Primark sales rise 15% over Xmas as customers hit city centres
Primark owner Associated British Foods on Tuesday posted a 20% rise in sales during the Christmas period as consumers continued to hunt for bargains amid the cost-of-living crisis and return to city shopping centres.
The company, which also has agriculture, sugar and food ingredients operations, said revenue in the 16 weeks to January 7 rose to £6.7bn, with Primark sales up 18% to £3.1bn as visits to stores rose in large city centres and in retail parks after as they rebounded from Covid lockdowns.
Group full-year expectations remain unchanged. Early trading in the new calendar year had been encouraging but macro-economic headwinds "remain and may weigh on consumer spending in the months ahead", the company said in a trading update.
"We continue to encounter significant cost pressures but inflation has become less volatile and recently some commodity costs have declined. Consumer spending has proven to be more resilient in this trading period than anticipated at the start of the financial year."
"To date, Primark trading has been good in all our markets and was ahead of expectation. We had a very strong Christmas period. We believe our proposition of great quality at affordable prices and attractive store experience is proving increasingly appealing to both existing and new customers."
Primark like-for-like sales in stores worldwide were up 11%. The company plans to open 17 stores this year, including seven in the US and three in France.
The company resisted any moves to offer an online option for customers, leaving it lagging behind more nimble competitors such as Next. However, a new service selling children’s items on the internet for pickup in 25 UK stores had gone well while the option to check stock availability in particular stores had led to an 85% leap in website traffic, AB Foods said.
Price increased at its food businesses, which include Kingsmill bread, to recover "significant" input cost inflation were "more evident" this period. AB Foods expects annual aggregate profit at the division to be higher but with a lower margin.
Operating profits at its sugar business was forecast to be broadly in line with last year as a result of a much-reduced UK sugar crop, and for trading at ingredients unit to be better.
"For the full year, our expectation for the group result overall is unchanged with a significant growth in sales, and adjusted operating profit and adjusted earnings per share to be lower than the previous financial year," the company said.
Aarin Chiekrie, equity analyst at Hargreaves Lansdown said ABF’s diversified business portfolio sheltered it from economic turbulence, but margins were still under pressure from cost inflation and hiking prices could alienate the core customer base.
"Overall, we’re cautiously optimistic about ABF’s outlook.
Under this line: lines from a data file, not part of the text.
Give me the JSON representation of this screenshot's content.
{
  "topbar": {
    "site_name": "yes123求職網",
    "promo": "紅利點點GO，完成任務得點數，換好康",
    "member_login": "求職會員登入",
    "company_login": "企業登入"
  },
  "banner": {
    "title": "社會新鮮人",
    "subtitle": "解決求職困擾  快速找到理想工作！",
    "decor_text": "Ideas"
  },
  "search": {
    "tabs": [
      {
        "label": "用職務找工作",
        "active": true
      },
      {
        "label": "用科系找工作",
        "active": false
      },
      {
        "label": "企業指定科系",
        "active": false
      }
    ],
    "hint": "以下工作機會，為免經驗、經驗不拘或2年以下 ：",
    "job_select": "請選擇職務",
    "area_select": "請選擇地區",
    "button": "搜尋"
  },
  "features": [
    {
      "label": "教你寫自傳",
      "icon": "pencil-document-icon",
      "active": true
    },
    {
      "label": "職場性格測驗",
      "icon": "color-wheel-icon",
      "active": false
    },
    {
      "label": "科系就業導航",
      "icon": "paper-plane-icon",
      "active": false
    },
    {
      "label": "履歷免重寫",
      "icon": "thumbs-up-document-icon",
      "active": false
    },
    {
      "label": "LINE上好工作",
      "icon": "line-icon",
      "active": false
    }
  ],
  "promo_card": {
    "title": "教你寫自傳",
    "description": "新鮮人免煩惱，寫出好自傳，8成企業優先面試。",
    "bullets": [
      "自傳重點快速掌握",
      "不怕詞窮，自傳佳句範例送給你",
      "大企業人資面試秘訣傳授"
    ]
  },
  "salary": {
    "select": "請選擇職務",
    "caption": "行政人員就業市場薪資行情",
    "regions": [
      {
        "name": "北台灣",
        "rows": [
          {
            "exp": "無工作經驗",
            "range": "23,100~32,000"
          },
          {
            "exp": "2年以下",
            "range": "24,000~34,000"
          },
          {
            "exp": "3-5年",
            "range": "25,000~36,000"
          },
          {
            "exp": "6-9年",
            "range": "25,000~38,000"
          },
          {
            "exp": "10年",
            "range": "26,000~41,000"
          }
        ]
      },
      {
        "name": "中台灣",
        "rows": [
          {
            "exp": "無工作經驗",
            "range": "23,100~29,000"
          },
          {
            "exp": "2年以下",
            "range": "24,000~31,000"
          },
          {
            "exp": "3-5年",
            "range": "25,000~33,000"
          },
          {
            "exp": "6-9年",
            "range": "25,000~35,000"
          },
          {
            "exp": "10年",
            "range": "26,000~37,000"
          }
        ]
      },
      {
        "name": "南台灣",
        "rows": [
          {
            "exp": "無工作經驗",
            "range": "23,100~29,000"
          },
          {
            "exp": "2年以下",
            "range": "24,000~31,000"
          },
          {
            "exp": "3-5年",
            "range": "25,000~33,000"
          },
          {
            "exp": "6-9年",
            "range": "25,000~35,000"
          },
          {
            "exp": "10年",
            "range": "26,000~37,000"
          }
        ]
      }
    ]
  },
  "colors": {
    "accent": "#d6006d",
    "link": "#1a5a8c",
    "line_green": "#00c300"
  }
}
In the short-term, jittery customers and inflationary pressures are likely to keep a lid on profits. But longer term, with inflation easing and commodity costs normalising, we think there’s plenty of room for ABF to restore margins."
Reporting by Frank Prenesti for Sharecast.com